Introduction Soils are important for human health in a number of ways. Approximately 78% of the average per capita calorie consumption worldwide comes from crops grown directly in soil, and another nearly 20% comes from terrestrial food sources that rely indirectly on soil (Brevik 2013a). Soils are also a major source of nutrients, and they act as natural filters to remove contaminants from water. However, soils may contain heavy metals, chemicals, or pathogens that have the potential to negatively impact human health. This article will summarize some of the more important and direct relationships between soils and human health.
A 'biological universe' exists in a gram of soil. Find out how the soil biota within this tiny universe transform energy, create and modify their habitat, influence soil health, and aid in the regulation of greenhouse gases.
What is the Rhizosphere and how can understanding rhizosphere processes help feed the world and save the environment? This article will review the critical biogeochemical processes occurring at the plant root-soil interface.

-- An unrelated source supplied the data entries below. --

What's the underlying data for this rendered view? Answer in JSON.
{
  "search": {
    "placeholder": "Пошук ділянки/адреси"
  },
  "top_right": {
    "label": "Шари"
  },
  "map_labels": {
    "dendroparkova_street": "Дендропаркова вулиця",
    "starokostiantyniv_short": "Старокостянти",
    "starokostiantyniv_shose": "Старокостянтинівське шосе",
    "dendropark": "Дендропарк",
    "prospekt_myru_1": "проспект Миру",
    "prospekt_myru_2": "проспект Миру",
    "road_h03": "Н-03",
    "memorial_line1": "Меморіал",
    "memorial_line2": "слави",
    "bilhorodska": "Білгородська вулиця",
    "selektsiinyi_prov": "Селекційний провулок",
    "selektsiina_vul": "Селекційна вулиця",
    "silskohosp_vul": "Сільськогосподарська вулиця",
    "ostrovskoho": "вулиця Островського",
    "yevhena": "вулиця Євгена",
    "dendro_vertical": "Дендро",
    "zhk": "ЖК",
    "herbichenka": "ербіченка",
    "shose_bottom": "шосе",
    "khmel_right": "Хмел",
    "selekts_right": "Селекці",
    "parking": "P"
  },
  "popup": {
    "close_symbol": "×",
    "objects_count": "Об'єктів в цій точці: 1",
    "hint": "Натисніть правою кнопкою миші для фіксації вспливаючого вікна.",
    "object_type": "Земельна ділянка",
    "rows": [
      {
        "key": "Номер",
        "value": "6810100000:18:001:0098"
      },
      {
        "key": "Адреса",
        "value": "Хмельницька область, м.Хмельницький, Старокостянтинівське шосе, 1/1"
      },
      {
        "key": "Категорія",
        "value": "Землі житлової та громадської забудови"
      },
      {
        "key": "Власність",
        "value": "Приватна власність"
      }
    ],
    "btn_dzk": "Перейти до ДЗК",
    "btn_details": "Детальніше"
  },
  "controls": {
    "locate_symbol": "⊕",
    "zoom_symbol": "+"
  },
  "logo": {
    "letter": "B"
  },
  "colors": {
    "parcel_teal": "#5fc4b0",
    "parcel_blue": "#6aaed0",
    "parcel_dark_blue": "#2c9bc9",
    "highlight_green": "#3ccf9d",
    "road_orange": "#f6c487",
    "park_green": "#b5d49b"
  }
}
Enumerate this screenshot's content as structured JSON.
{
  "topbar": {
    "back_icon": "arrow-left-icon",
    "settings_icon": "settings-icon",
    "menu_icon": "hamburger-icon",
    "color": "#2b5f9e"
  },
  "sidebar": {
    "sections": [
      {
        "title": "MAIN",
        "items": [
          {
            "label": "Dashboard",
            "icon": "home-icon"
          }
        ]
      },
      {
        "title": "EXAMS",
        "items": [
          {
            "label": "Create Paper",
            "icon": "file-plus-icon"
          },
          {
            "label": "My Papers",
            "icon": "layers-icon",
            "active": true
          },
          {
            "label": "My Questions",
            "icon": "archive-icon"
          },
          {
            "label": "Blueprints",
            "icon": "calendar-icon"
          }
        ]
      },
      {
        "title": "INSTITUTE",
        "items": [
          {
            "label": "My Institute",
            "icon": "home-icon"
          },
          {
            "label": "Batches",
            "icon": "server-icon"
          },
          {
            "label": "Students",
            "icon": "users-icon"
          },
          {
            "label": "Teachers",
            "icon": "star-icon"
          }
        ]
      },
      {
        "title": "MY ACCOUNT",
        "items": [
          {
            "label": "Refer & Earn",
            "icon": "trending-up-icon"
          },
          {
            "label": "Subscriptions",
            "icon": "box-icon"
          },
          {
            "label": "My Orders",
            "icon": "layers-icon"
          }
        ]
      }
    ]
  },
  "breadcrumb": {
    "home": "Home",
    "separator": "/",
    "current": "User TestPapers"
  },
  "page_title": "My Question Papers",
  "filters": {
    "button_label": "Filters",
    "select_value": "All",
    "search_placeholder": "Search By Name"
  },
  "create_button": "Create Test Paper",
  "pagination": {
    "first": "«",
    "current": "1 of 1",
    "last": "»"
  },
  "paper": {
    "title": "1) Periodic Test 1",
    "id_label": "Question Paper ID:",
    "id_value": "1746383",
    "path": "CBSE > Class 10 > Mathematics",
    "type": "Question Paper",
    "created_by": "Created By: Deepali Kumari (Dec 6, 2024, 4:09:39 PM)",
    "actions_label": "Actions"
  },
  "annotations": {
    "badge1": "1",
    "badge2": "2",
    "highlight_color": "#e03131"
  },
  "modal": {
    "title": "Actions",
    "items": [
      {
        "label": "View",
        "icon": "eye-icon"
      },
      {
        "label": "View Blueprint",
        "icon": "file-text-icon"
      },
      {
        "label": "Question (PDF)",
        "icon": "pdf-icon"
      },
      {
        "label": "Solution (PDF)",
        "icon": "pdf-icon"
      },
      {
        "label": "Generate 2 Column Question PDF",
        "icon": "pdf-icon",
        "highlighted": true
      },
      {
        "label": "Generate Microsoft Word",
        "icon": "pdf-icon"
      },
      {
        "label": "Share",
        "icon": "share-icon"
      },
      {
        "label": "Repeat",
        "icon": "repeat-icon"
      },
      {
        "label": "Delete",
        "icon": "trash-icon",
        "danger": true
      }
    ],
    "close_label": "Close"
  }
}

In this article readers are introduced to the many facets of soils - their unique characteristics and diversity, the ecosystem services that soils provide, and their use and misuse.
Agriculture has changed dramatically since the end of World War II. Food and fiber productivity has soared due to new technologies, mechanization, increased chemical use, specialization, and government policies that favored maximizing production and reducing food prices. These changes have allowed fewer farmers to produce more food and fiber at lower prices.
Throughout human history, our relationship with the soil has affected our ability to cultivate crops and influenced the success of civilizations. This relationship between humans, the earth, and food sources affirms soil as the foundation of agriculture.
https://www.nature.com/scitable/knowledge/library/history-of-agricultural-biotechnology-how-crop-development-25885295 Have you ever wondered where our agricultural crops come from? And what were they like thousands of years ago, or hundreds of years ago? Our food crops today are in fact very different from the original wild plants from which they were derived. About 10,000 years BC, people harvested their food from the natural … Continue reading History of Agricultural Biotechnology: How Crop Development has Evolved
Soil carbon storage is a vital ecosystem service, resulting from interactions of ecological processes. Human activities affecting these processes can lead to carbon loss or improved storage.
http://www.agribusinessinfo.com/agric-finance/global-forest-watch-2017-small-grants-fund Agribusiness Global (www.iagribusiness.com) shared: The Small Grants Fund seeks to promote uptake of Global Forest Watch by civil society organizations to use in their research, advocacy, and fieldwork. The fund provides grants between US$10,000 and US$40,000 and technical support to civil society organizations for project implementation. Additionally, grant recipients have the opportunity to form … Continue reading GLOBAL FOREST WATCH – 2017 SMALL GRANTS FUND
How do chemical reactions involving soil minerals play a crucial role in controlling the availability of essential plant nutrients? All plants require 17 elements to complete their life cycle, and an additional four elements have been identified as essential for some plants (Havlin et al. 2005). With the exception of C, H, and O, which plants obtain … Continue reading Soil Minerals and Plant Nutrition